The probation is to begin as soon as Mosley is released from an Arizona prison where he is now serving a sentence for a marijuana violation. Mosley was sentenced in 2012 in Arizona and is to be released in March 2015.
Federal prosecutors had sought to have Mosley sentenced to a year in prison, but with it to run concurrent with his Arizona sentence, which would have meant he wouldn't have had to serve additional time anyway.
One of Mosely's attorneys, Tommy Spina, told the judge he was concerned the Federal Bureau of Prisons would ignore the concurrent sentence and pick Mosley up at the end of his Arizona prison term and take him to federal prison to serve an additional year. If that happened, it would "subvert" the plea agreement Mosely has with prosecutors, he said.
Bowdre said instead of imposing a prison sentence that he would serve while finishing his Arizona sentence, she ordered that he begin serving a 12-month probation sentence after he gets out of the Arizona prison. He still would serve the same amount of prison time and probation, she said.
Spina said Mosley had initially paid $51,000 on his 2009 taxes, but still owed $60,000 and had not filed his completed tax return when the charge was filed. He said Mosley paid the additional $60,000 last week, along with his 2009 return.
Mosley had pleaded guilty to the tax charge under a plea deal with the U.S. Attorney's Office in May. The misdemeanor charge claimed he did not file a tax return for 2009, a year he received gross income of $544,807 from five businesses –Driven Properties & Investments, R&D Nationwide Transports, Paramount Auto, Netcom Solutions, and Pinnacle Entertainment.

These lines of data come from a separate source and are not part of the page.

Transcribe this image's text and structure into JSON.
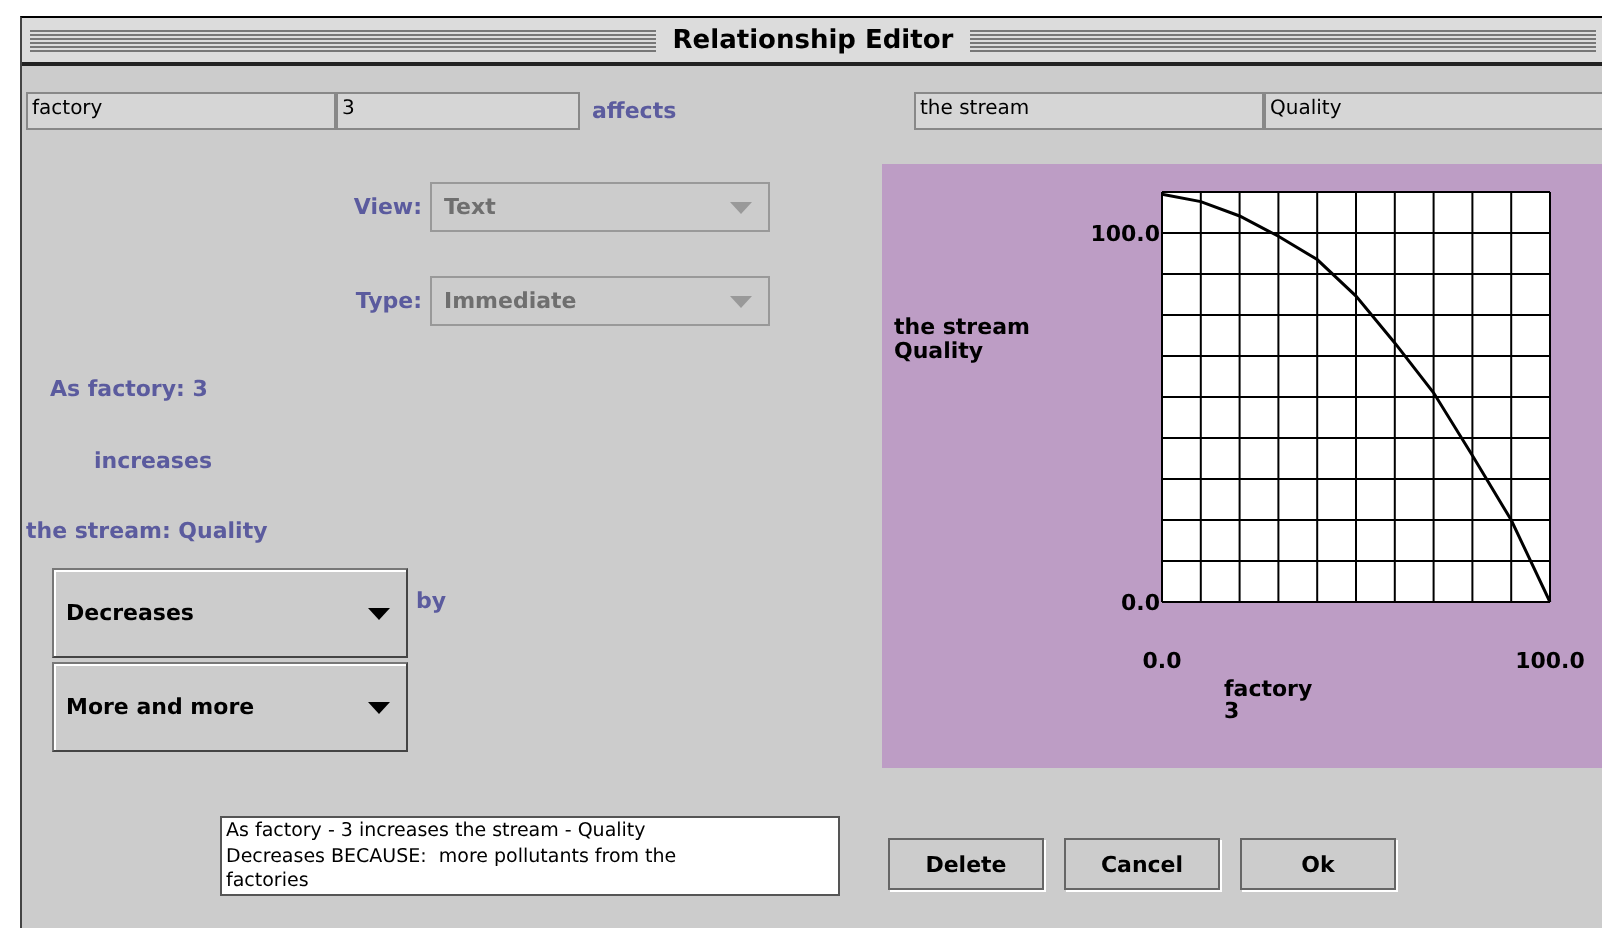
{
  "window": {
    "title": "Relationship Editor"
  },
  "header": {
    "cause_object": "factory",
    "cause_attribute": "3",
    "verb": "affects",
    "effect_object": "the stream",
    "effect_attribute": "Quality"
  },
  "selects": [
    {
      "label": "View:",
      "value": "Text",
      "disabled": true
    },
    {
      "label": "Type:",
      "value": "Immediate",
      "disabled": true
    }
  ],
  "statement": {
    "line_1": "As factory: 3",
    "line_2": "increases",
    "line_3": "the stream: Quality"
  },
  "direction": {
    "value": "Decreases",
    "suffix": "by"
  },
  "rate": {
    "value": "More and more"
  },
  "explanation": "As factory - 3 increases the stream - Quality\nDecreases BECAUSE:  more pollutants from the\nfactories",
  "buttons": [
    "Delete",
    "Cancel",
    "Ok"
  ],
  "chart": {
    "chart_data": {
      "type": "line",
      "xlabel": "factory\n3",
      "ylabel": "the stream\nQuality",
      "x": [
        0,
        10,
        20,
        30,
        40,
        50,
        60,
        70,
        80,
        90,
        100
      ],
      "series": [
        {
          "color": "#000000",
          "values": [
            110.5,
            108.5,
            104.6,
            99.1,
            92.8,
            82.9,
            70.2,
            56.7,
            39.7,
            22.2,
            0
          ]
        }
      ],
      "xlim": [
        0,
        100
      ],
      "ylim": [
        0,
        111.1
      ],
      "xticks": [
        {
          "value": 0,
          "label": "0.0"
        },
        {
          "value": 100,
          "label": "100.0"
        }
      ],
      "yticks": [
        {
          "value": 0,
          "label": "0.0"
        },
        {
          "value": 100,
          "label": "100.0"
        }
      ]
    }
  }
}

Mosley apologized to the judge for not filing his 2009 return and said he wouldn't do it again. He said he wanted to get oujt and help raise his son. "I know this time in custody has made me a better man," he said.

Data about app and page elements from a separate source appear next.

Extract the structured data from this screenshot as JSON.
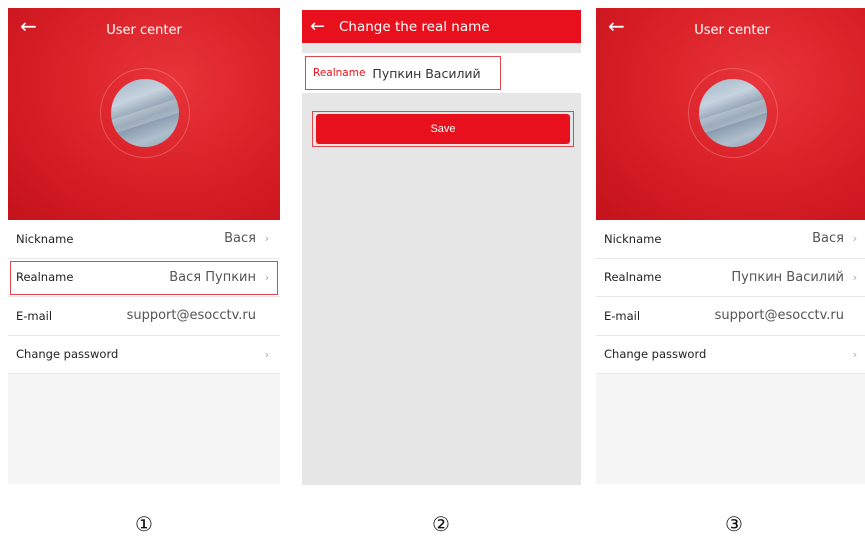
{
  "screens": [
    {
      "header": {
        "back_icon": "←",
        "title": "User center"
      },
      "rows": [
        {
          "label": "Nickname",
          "value": "Вася",
          "chevron": "›"
        },
        {
          "label": "Realname",
          "value": "Вася Пупкин",
          "chevron": "›",
          "highlighted": true
        },
        {
          "label": "E-mail",
          "value": "support@esocctv.ru",
          "chevron": ""
        },
        {
          "label": "Change password",
          "value": "",
          "chevron": "›"
        }
      ],
      "step_marker": "①"
    },
    {
      "header": {
        "back_icon": "←",
        "title": "Change the real name"
      },
      "field": {
        "label": "Realname",
        "value": "Пупкин Василий"
      },
      "save_label": "Save",
      "step_marker": "②"
    },
    {
      "header": {
        "back_icon": "←",
        "title": "User center"
      },
      "rows": [
        {
          "label": "Nickname",
          "value": "Вася",
          "chevron": "›"
        },
        {
          "label": "Realname",
          "value": "Пупкин Василий",
          "chevron": "›"
        },
        {
          "label": "E-mail",
          "value": "support@esocctv.ru",
          "chevron": ""
        },
        {
          "label": "Change password",
          "value": "",
          "chevron": "›"
        }
      ],
      "step_marker": "③"
    }
  ],
  "colors": {
    "accent_red": "#e8101c",
    "highlight_border": "#e0474c"
  },
  "icons": {
    "back": "arrow-left-icon",
    "chevron": "chevron-right-icon"
  }
}
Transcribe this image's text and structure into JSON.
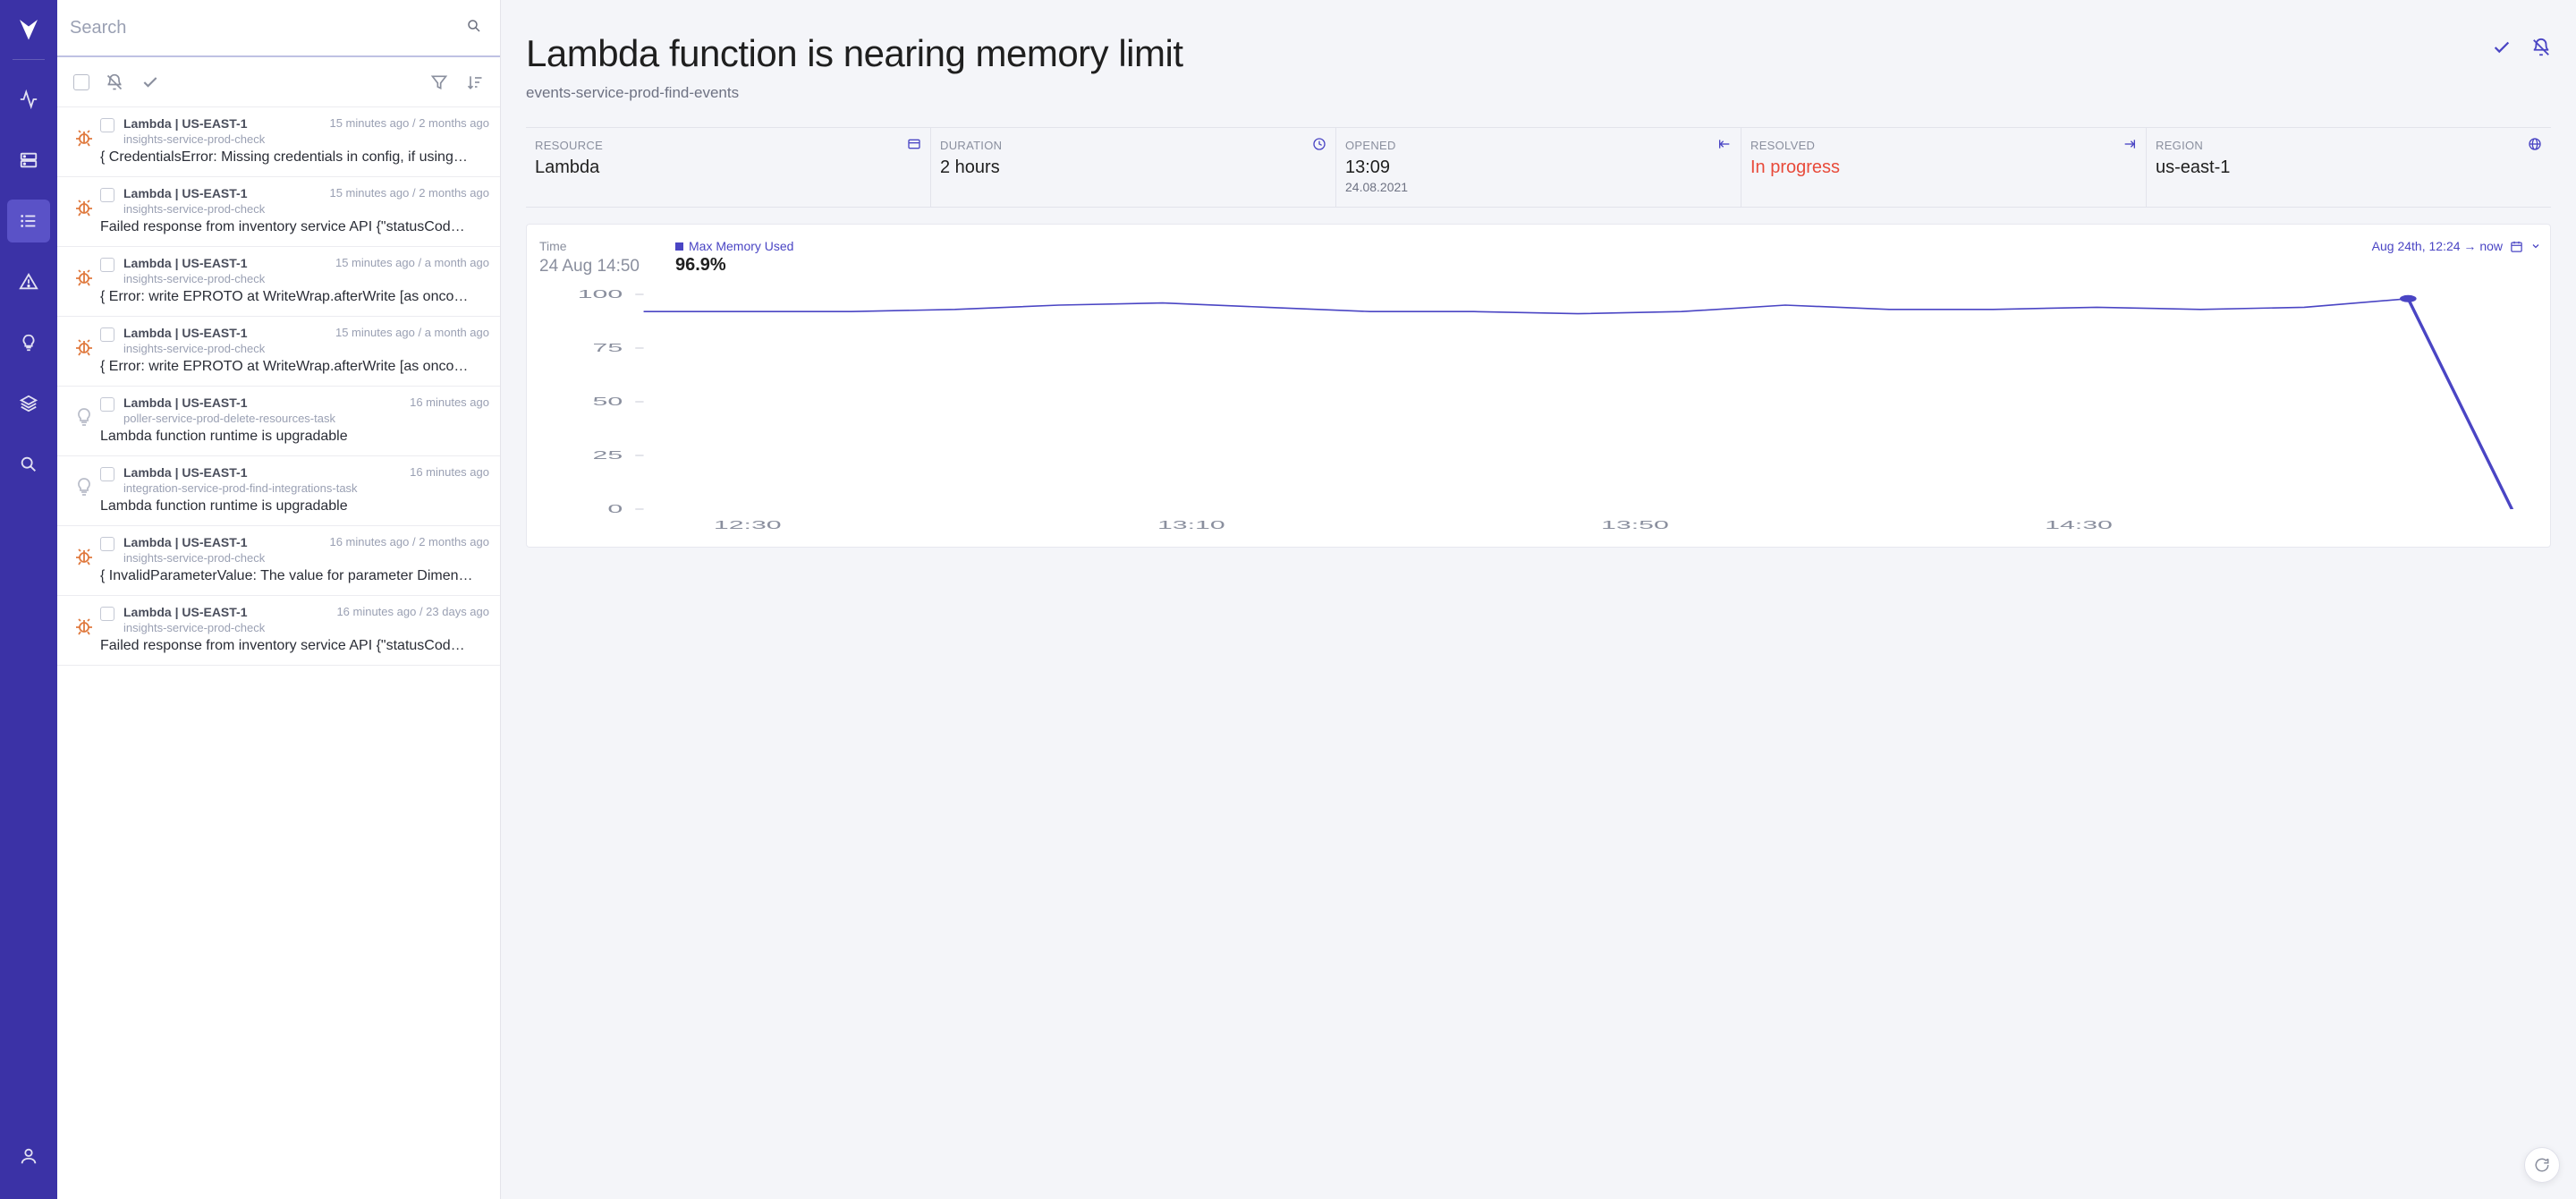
{
  "search": {
    "placeholder": "Search"
  },
  "issues": [
    {
      "kind": "bug",
      "meta": "Lambda | US-EAST-1",
      "time": "15 minutes ago / 2 months ago",
      "service": "insights-service-prod-check",
      "title": "{ CredentialsError: Missing credentials in config, if using…"
    },
    {
      "kind": "bug",
      "meta": "Lambda | US-EAST-1",
      "time": "15 minutes ago / 2 months ago",
      "service": "insights-service-prod-check",
      "title": "Failed response from inventory service API {\"statusCod…"
    },
    {
      "kind": "bug",
      "meta": "Lambda | US-EAST-1",
      "time": "15 minutes ago / a month ago",
      "service": "insights-service-prod-check",
      "title": "{ Error: write EPROTO at WriteWrap.afterWrite [as onco…"
    },
    {
      "kind": "bug",
      "meta": "Lambda | US-EAST-1",
      "time": "15 minutes ago / a month ago",
      "service": "insights-service-prod-check",
      "title": "{ Error: write EPROTO at WriteWrap.afterWrite [as onco…"
    },
    {
      "kind": "tip",
      "meta": "Lambda | US-EAST-1",
      "time": "16 minutes ago",
      "service": "poller-service-prod-delete-resources-task",
      "title": "Lambda function runtime is upgradable"
    },
    {
      "kind": "tip",
      "meta": "Lambda | US-EAST-1",
      "time": "16 minutes ago",
      "service": "integration-service-prod-find-integrations-task",
      "title": "Lambda function runtime is upgradable"
    },
    {
      "kind": "bug",
      "meta": "Lambda | US-EAST-1",
      "time": "16 minutes ago / 2 months ago",
      "service": "insights-service-prod-check",
      "title": "{ InvalidParameterValue: The value for parameter Dimen…"
    },
    {
      "kind": "bug",
      "meta": "Lambda | US-EAST-1",
      "time": "16 minutes ago / 23 days ago",
      "service": "insights-service-prod-check",
      "title": "Failed response from inventory service API {\"statusCod…"
    }
  ],
  "detail": {
    "title": "Lambda function is nearing memory limit",
    "subtitle": "events-service-prod-find-events",
    "info": {
      "resource": {
        "label": "RESOURCE",
        "value": "Lambda"
      },
      "duration": {
        "label": "DURATION",
        "value": "2 hours"
      },
      "opened": {
        "label": "OPENED",
        "value": "13:09",
        "sub": "24.08.2021"
      },
      "resolved": {
        "label": "RESOLVED",
        "value": "In progress"
      },
      "region": {
        "label": "REGION",
        "value": "us-east-1"
      }
    },
    "chart": {
      "timeLabel": "Time",
      "time": "24 Aug 14:50",
      "legend": "Max Memory Used",
      "value": "96.9%",
      "range": "Aug 24th, 12:24 → now"
    }
  },
  "chart_data": {
    "type": "line",
    "title": "",
    "xlabel": "",
    "ylabel": "",
    "ylim": [
      0,
      100
    ],
    "y_ticks": [
      0,
      25,
      50,
      75,
      100
    ],
    "x_ticks": [
      "12:30",
      "13:10",
      "13:50",
      "14:30"
    ],
    "series": [
      {
        "name": "Max Memory Used",
        "color": "#4a45c4",
        "x": [
          "12:24",
          "12:30",
          "12:40",
          "12:50",
          "13:00",
          "13:10",
          "13:20",
          "13:30",
          "13:40",
          "13:50",
          "14:00",
          "14:10",
          "14:20",
          "14:30",
          "14:40",
          "14:50",
          "15:00",
          "15:02",
          "15:03"
        ],
        "values": [
          92,
          92,
          92,
          93,
          95,
          96,
          94,
          92,
          92,
          91,
          92,
          95,
          93,
          93,
          94,
          93,
          94,
          98,
          0
        ]
      }
    ],
    "highlight_point": {
      "x": "15:02",
      "value": 98
    }
  }
}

The tax charge stems from the time in May 2010 when he brought a safe to a locksmith because he had lost the combination. After opening the safe the locksmith found $894,800 in cash and called police. The money was turned over to a DEA task force officer after a Birmingham police drug detection dog was brought in and indicated the presence of a controlled substance within the safe, according to court records.
The resulting investigation led to Arizona lawmen making a traffic stop in November 2010 and finding more than 1,600 pounds of marijuana hidden inside a limousine Mosley was pulling on a trailer. The drugs had a wholesale street value of rough $3 million, authorities have said.
More than $11,000 in cash was also seized during the Nov. 12, 2010 traffic stop, according to court records. Six days later another $25,000 was found at Mosley's home Chelsea.
Mosley filed a lawsuit to get the money from the safe returned. Federal prosecutors also filed lawsuits to seize the cash taken from the safe and his home.
Dillard also told Judge Bowdre that another judge, U.S. District Judge Abdul Kallon, had ordered action in the money seizure cases be stayed until Mosley's current "troubles" are completed.
When those seizure cases may resume - that will be up to Kalllon to decide - and what federal prosecutors might argue is not clear.
Dillard said the misdemeanor tax case was the only case that had been pending in Alabama against Mosley and was the only charge that resulted from the seizure of the safe. As a result, Mosley should be allowed to get the seized money back from the safe and his house returned, he said.
Dillard said it is not against the law to horde money under Alabama law. He cited Alabama law 40-9-1(18), that excludes certain property from ad valorem taxation, including:
"The following items of personal property when owned by individuals for personal use in the home or usually kept at the home of the owner and not carried as stocks of merchandise, namely: Libraries; phonographs; pianos and other musical instruments; paintings; precious stones, jewelry, plate silverware, ornaments and articles of taste; watches and clocks; wagons, buggies, bicycles, guns, pistols, canes, golf sticks, golf bags and sporting goods; money hoarded; radios; mechanical and electrical refrigerators; electrical appliances."